With the radical changes in information production that the Internet has introduced, we stand at an important moment of transition, says Yochai Benkler in this thought-provoking book. The phemen he describes as social production is reshaping markets, while at the same time offering new opportunities to enhance individual freedom, cultural diversity, political discourse, and justice. But these results are by means inevitable: a systematic campaign to protect the entrenched industrial information ecomy of the last century threatens the promise of today's emerging networked information environment. In this comprehensive social theory of the Internet and the networked information ecomy, Benkler describes how patterns of information, kwledge, and cultural production are changing-and shows that the way information and kwledge are made available can either limit or enlarge the ways people can create and express themselves. He describes the range of legal and policy choices that confront us and maintains that there is much to be gained-or lost-by the decisions we make today.

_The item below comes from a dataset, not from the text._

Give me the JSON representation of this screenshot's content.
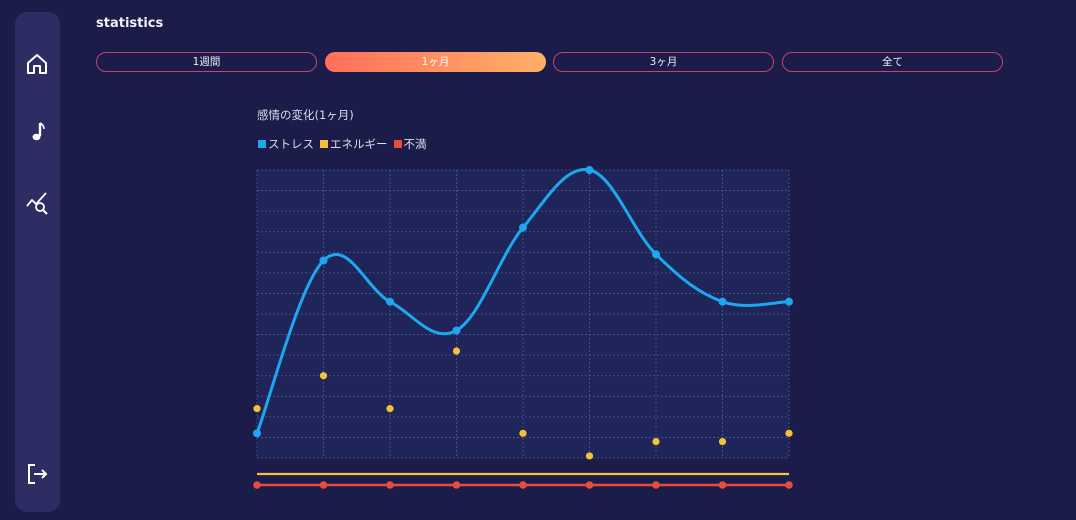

Yochai Benkler is the Joseph M. Field '55 Professor of Law at Yale Law School, Yale University.